__PROBLEM REQUIREMENTS__. Please work out the number of lines in the following material that include "screenshot", and reply with only that number.

---- RECORDS FOR THE EXERCISE

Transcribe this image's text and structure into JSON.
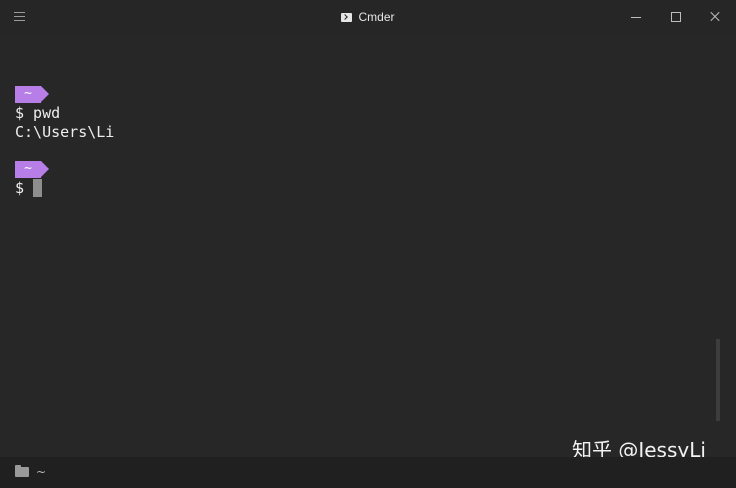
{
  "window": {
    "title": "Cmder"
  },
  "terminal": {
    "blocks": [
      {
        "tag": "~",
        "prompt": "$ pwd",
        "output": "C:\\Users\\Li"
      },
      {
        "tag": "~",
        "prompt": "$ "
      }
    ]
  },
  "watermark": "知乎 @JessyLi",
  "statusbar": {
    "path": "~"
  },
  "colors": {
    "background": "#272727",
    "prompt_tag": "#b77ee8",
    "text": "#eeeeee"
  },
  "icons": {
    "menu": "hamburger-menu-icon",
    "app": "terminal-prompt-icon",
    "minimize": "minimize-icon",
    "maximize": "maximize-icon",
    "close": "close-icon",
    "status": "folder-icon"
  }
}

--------
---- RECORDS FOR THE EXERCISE

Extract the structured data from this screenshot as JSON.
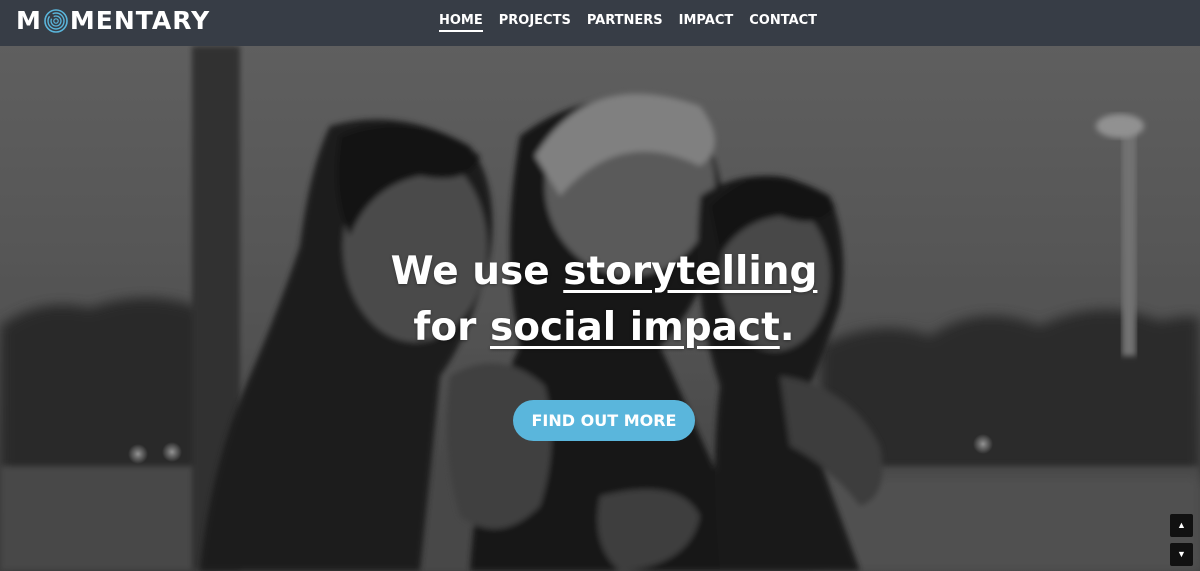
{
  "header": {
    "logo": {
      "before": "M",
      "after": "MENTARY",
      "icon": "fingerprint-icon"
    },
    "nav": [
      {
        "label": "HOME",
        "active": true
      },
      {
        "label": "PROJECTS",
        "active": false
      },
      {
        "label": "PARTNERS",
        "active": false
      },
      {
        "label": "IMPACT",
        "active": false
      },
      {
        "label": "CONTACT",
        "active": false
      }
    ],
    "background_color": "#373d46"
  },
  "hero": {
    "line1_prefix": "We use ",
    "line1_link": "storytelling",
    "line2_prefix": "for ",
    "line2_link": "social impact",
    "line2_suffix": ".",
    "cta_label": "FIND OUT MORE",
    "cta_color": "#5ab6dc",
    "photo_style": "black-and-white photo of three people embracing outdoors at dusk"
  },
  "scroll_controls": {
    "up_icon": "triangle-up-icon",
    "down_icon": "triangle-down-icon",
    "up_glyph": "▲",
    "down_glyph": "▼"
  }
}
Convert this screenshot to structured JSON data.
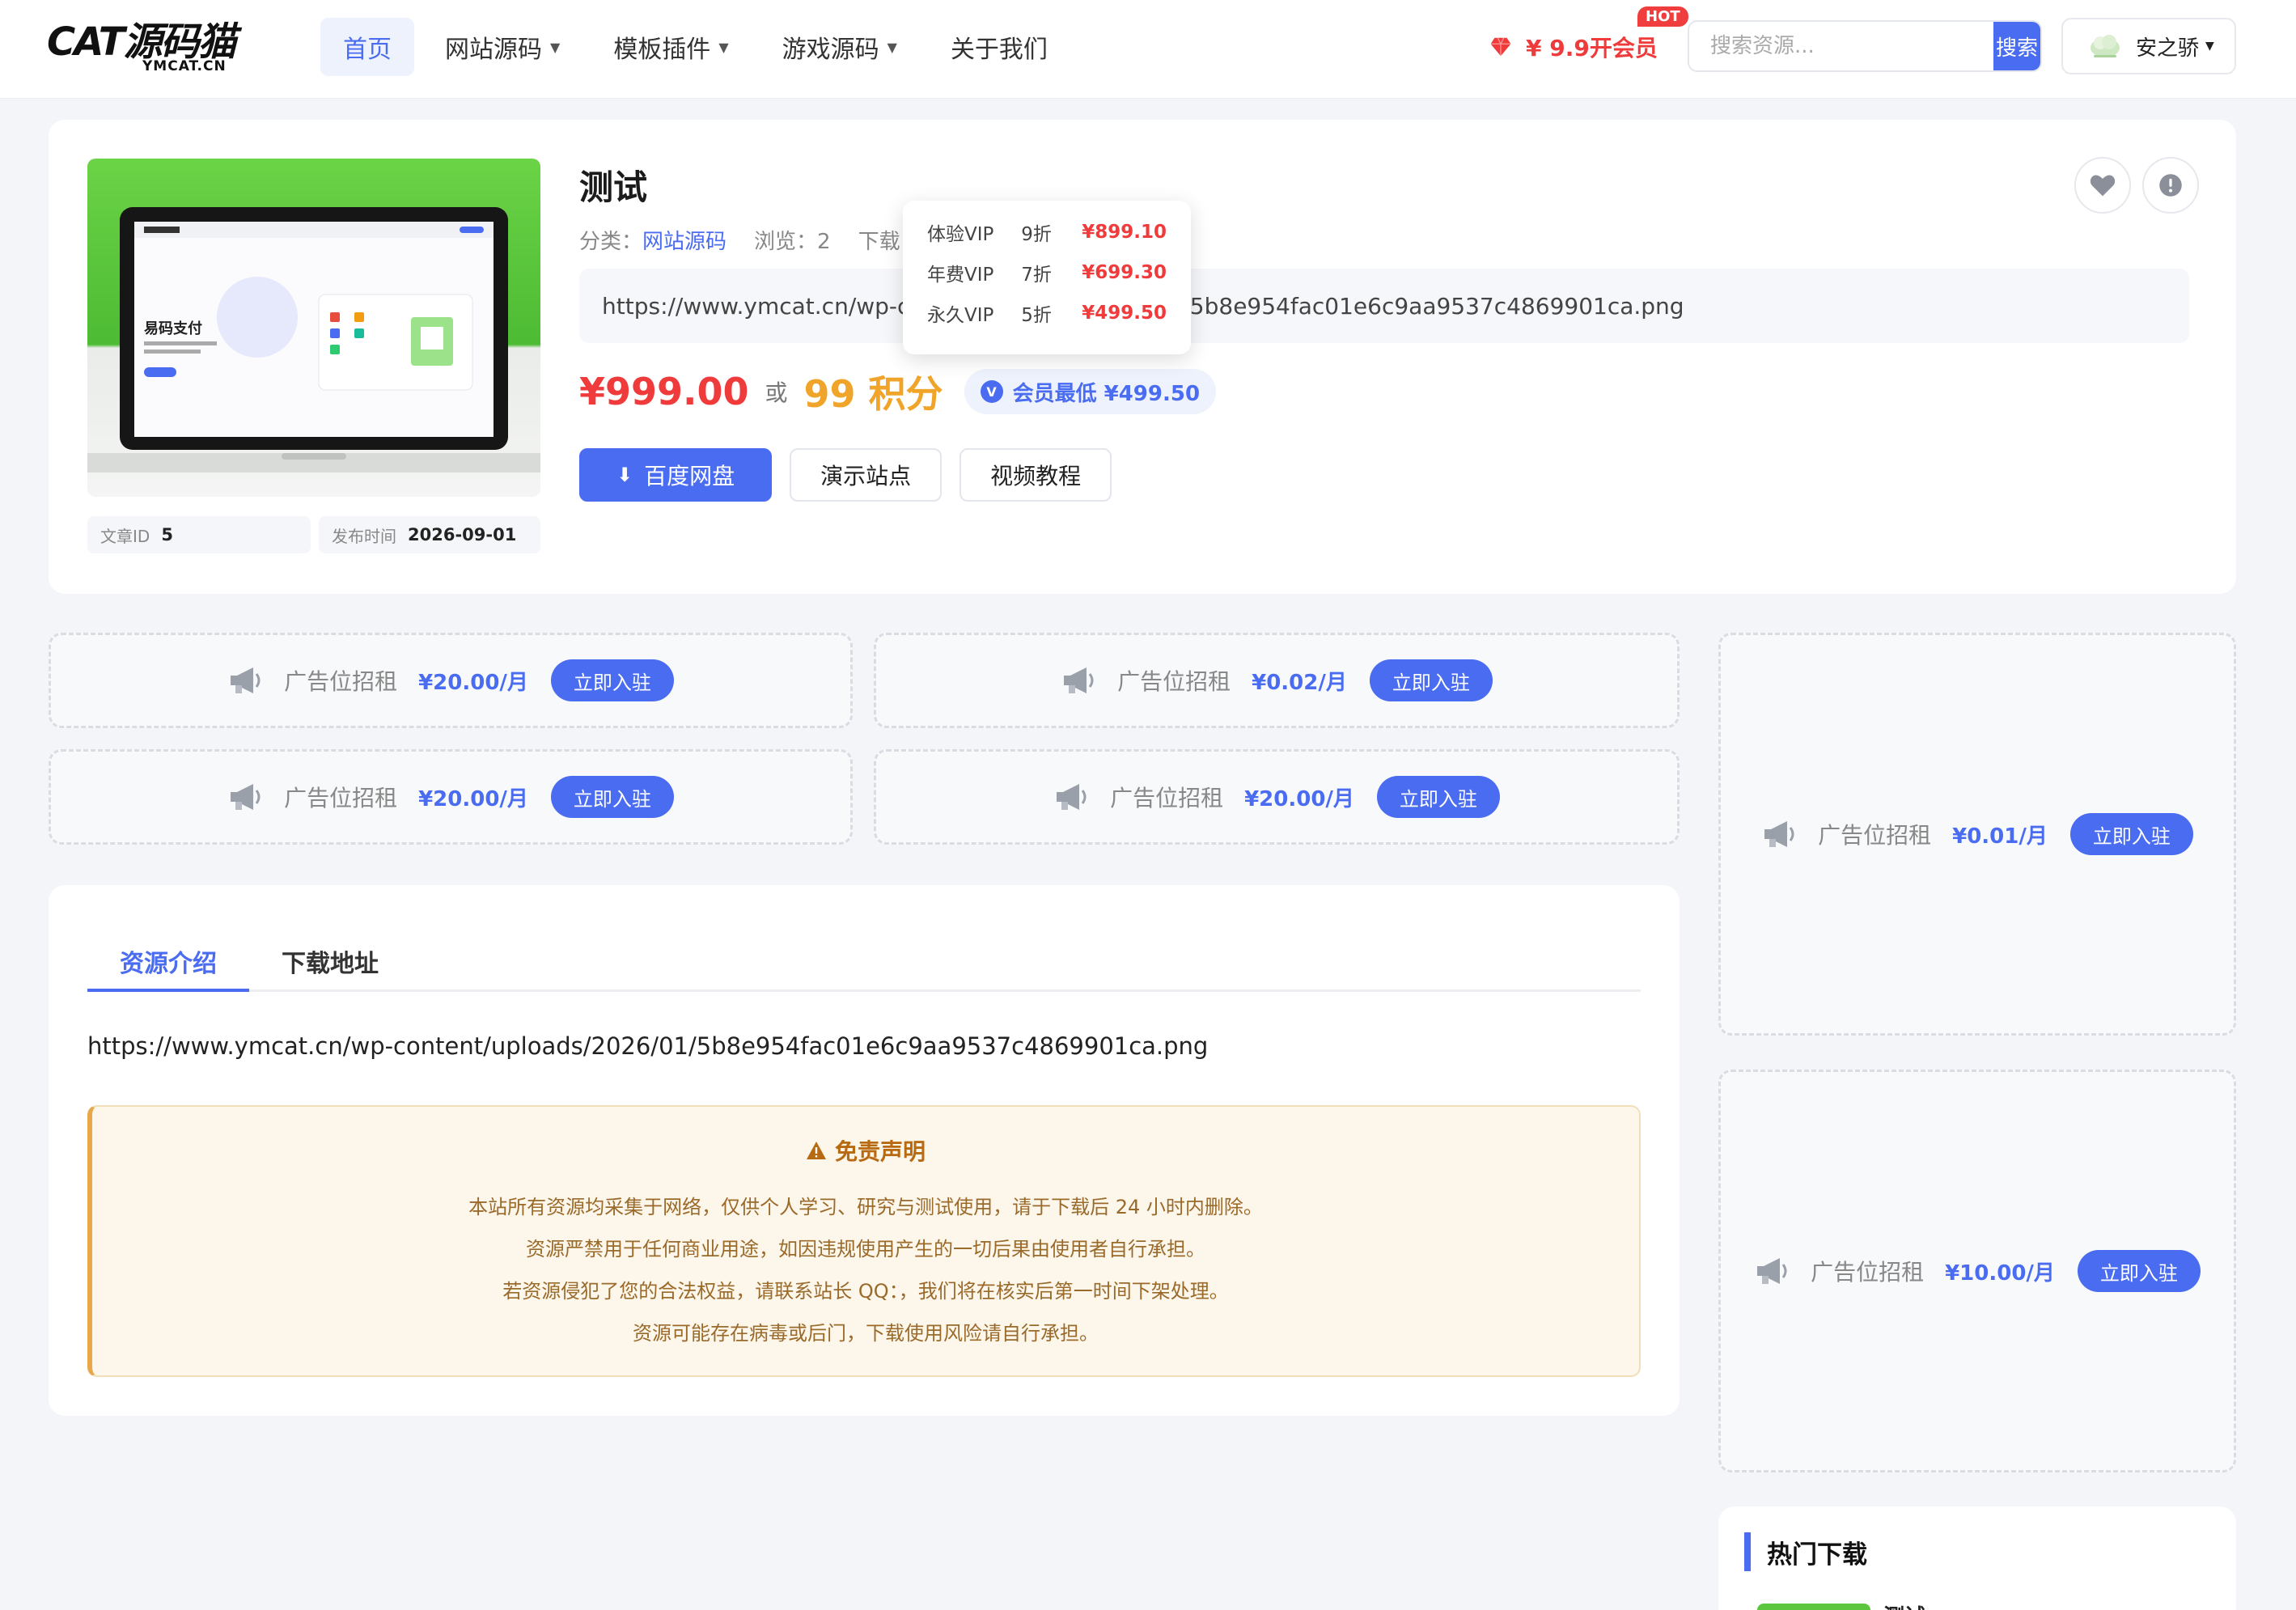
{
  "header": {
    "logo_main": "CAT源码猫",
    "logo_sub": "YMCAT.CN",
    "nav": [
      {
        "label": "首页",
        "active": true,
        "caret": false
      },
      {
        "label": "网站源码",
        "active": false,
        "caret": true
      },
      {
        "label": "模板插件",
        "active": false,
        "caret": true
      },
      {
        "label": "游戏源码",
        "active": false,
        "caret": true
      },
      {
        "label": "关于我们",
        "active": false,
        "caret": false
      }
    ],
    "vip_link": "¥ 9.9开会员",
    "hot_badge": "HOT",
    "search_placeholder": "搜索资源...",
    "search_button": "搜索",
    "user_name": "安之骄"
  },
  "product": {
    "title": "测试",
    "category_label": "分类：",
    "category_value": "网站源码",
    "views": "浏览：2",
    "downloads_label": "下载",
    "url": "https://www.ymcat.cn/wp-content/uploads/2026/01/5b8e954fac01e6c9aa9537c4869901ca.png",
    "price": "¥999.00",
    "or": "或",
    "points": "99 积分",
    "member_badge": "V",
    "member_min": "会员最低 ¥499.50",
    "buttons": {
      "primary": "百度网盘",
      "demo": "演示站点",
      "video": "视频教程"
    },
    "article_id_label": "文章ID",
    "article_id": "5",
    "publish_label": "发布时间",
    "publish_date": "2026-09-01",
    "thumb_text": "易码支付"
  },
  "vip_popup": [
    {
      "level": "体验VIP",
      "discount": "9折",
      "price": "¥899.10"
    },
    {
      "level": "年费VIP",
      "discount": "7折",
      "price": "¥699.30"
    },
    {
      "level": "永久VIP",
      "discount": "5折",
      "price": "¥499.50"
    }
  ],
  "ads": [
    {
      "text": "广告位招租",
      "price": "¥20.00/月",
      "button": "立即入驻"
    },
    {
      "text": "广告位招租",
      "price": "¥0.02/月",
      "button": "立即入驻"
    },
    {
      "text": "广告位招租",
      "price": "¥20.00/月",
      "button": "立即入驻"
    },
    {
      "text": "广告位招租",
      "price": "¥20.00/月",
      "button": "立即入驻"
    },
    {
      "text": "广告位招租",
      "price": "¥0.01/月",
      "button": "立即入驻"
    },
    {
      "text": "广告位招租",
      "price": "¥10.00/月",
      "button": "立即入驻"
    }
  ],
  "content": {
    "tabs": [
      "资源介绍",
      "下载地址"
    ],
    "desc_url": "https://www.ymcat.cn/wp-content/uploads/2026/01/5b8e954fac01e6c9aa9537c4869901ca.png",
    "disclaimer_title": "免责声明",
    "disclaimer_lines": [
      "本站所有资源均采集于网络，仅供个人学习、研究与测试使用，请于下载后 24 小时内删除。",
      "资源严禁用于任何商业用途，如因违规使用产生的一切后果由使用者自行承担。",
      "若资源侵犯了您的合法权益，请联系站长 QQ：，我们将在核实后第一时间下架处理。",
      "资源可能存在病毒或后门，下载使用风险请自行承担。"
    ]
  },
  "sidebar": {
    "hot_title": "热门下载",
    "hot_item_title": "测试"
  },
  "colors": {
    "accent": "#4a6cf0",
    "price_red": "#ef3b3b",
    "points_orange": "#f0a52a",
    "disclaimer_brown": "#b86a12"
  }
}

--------

__EXPECTED OUTPUT__. 2